Tips on Business Etiquette in Nigeria02/06/2014
Working in a foreign country is difficult. Nigeria is no different. If you are planning on working in or with Africa’s largest economy then there are a few things you should understand about their culture and their ways of doing things – business etiquette is just one of these areas.
Obviously, Nigeria has a different culture than most Western nations and it is definitely advisable to do your research prior to travelling to the country. This can help avoid any frustration during your business dealings as well as help form stronger interpersonal and business relationships. Most importantly it helps you understand the people and manage your own expectations of the country.
So here are some common questions people ask us before taking the leap into Nigeria…
WHAT’S THE LANGUAGE IN NIGERIA?
The national language of Nigeria is English, which is obviously is handy if you are from Europe or N. America. You will be able to communicate clearly in a business setting with many Nigerians. Although tribal languages are still used, they are rarely used in official or formal settings.
That being said, the English spoken in Nigeria may be slightly different than the one you’re used to – many Nigerians speak what is know as “pidgin” which is a blend of English and local languages.
Some Nigerians will speak directly and get straight to the point. This can seem abrasive, but it is typically not meant to be. Other Nigerians enjoy speaking in stories or proverbs in which you should find some humour.
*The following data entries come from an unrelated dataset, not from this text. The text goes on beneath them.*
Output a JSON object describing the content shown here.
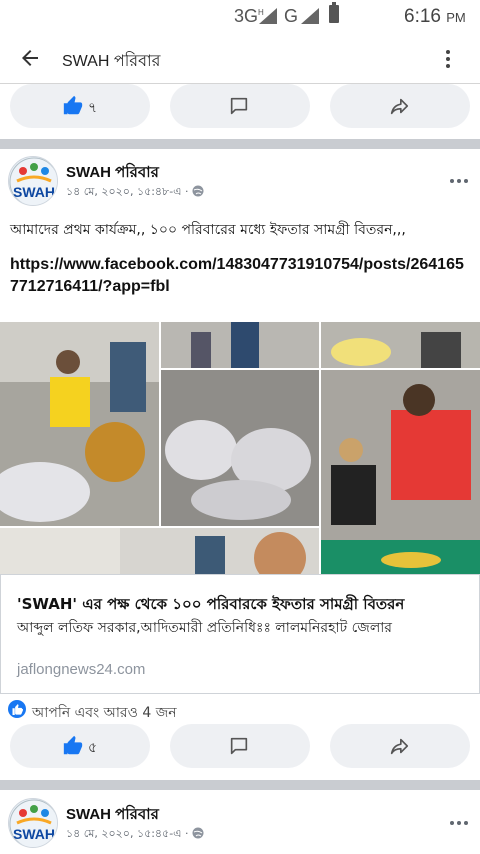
{
  "status_bar": {
    "network_3g": "3G",
    "network_h": "H",
    "network_g": "G",
    "time": "6:16",
    "ampm": "PM"
  },
  "header": {
    "title": "SWAH পরিবার"
  },
  "top_actions": {
    "like_count": "৭"
  },
  "post1": {
    "author": "SWAH পরিবার",
    "avatar_text": "SWAH",
    "date": "১৪ মে, ২০২০, ১৫:৪৮-এ ·",
    "text": "আমাদের প্রথম কার্যক্রম,, ১০০ পরিবারের মধ্যে ইফতার সামগ্রী বিতরন,,,",
    "link": "https://www.facebook.com/1483047731910754/posts/2641657712716411/?app=fbl",
    "link_card": {
      "title": "'SWAH' এর পক্ষ থেকে ১০০ পরিবারকে ইফতার সামগ্রী বিতরন",
      "subtitle": "আব্দুল লতিফ সরকার,আদিতমারী প্রতিনিধিঃঃ লালমনিরহাট জেলার",
      "domain": "jaflongnews24.com"
    },
    "reactions_text": "আপনি এবং আরও 4 জন",
    "like_count": "৫"
  },
  "post2": {
    "author": "SWAH পরিবার",
    "avatar_text": "SWAH",
    "date": "১৪ মে, ২০২০, ১৫:৪৫-এ ·"
  },
  "colors": {
    "accent": "#1877f2",
    "separator": "#c9ccd1",
    "pill": "#eef0f3"
  }
}
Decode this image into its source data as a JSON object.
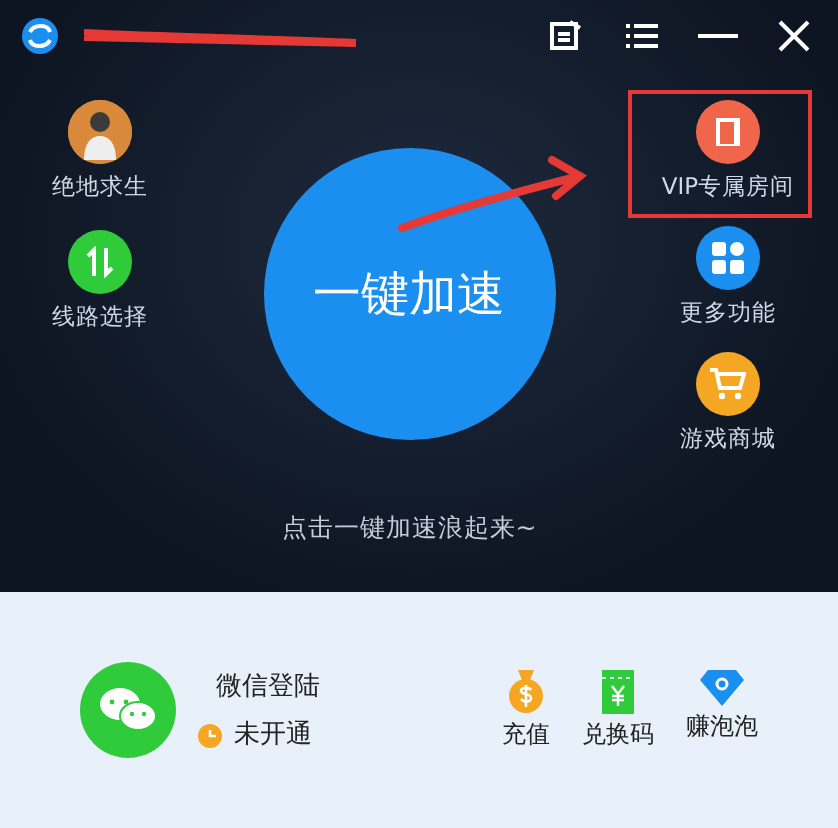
{
  "window": {
    "controls": [
      {
        "kind": "notes"
      },
      {
        "kind": "menu"
      },
      {
        "kind": "minimize"
      },
      {
        "kind": "close"
      }
    ]
  },
  "left_items": [
    {
      "label": "绝地求生",
      "kind": "game"
    },
    {
      "label": "线路选择",
      "kind": "route"
    }
  ],
  "boost_button": {
    "label": "一键加速"
  },
  "right_items": [
    {
      "label": "VIP专属房间",
      "kind": "vip",
      "highlighted": true
    },
    {
      "label": "更多功能",
      "kind": "more",
      "highlighted": false
    },
    {
      "label": "游戏商城",
      "kind": "shop",
      "highlighted": false
    }
  ],
  "hint": "点击一键加速浪起来~",
  "account": {
    "login": "微信登陆",
    "status": "未开通"
  },
  "actions": [
    {
      "label": "充值",
      "kind": "recharge"
    },
    {
      "label": "兑换码",
      "kind": "code"
    },
    {
      "label": "赚泡泡",
      "kind": "earn"
    }
  ]
}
WHAT IS REALLY IMPORTANT FOR ME TO KNOW PRIOR TO WORKING IN NIGERIA?
Relationships. When doing business with Nigerians, you will likely need to devote some time to getting to know each other. Nigerians like to know who they’re working with and will likely spend a large portion of your first few meetings exchanging information about their personal lives. You will be expected to follow suit. If you try to rush the process, you may ruin your chances for quality communication. When Nigerian businesspeople feel comfortable with you, they will start the business negotiations.
HOW DO I MEET AND GREET NIGERIANS?
When you initially greet a Nigerian, you should not rush through the process. A handshake is appropriate, but you should also exchange niceties about one another’s families. Never try to rush into business negotiations without first asking about family.
It should also be noted that Nigerian has a large Muslim population. For some practicing Muslims, it would not be acceptable to shake the hand of the opposite sex. If you are a male, you should wait until a woman extends her hand to shake it and vice-versa.
When entering a room with multiple people, you should greet them based on seniority. For example, the CEO of a corporation should get the first handshake and then everyone else. It’s also customary to avoid eye contact with those who are older than you or your superiors. Engaging in prolonged eye contact can come across as impolite or even aggressive.
Titles are also extremely important to Nigerians. You may even use job titles like “engineer” to refer to a person. Most Nigerians prefer to be referred to with their title. They also prefer to be on a last name basis only until they give you permission to use their first name.
WHAT OTHER ETIQUETTE TIPS CAN YOU OFFER?
Although punctuality is valued in Nigeria, it is not valued quite as much as in many Western nations. You can expect many business meetings to start later than planned. There is nothing inappropriate about this from the perspective of a Nigerian. Dealing with heavy and unpredictable traffic in major cities can also delay business meetings considerably.
Westerners are also commonly put off by the lack of a “social bubble” in Nigeria. Many Nigerians will stand very close to you while talking. This should not be taken as a sign of disrespect. In fact, if you insist on creating space, Nigerians will take that as a sign of disrespect.
Hopefully, these guidelines have provided a better understanding of how to use proper Nigerian business etiquette. In the end, being polite and unobtrusive will take you a long way.
DID YOU FIND THIS USEFUL? If so, we’d love to hear your feedback as we are considering authoring a series on Nigerian business etiquette and culture in the near future.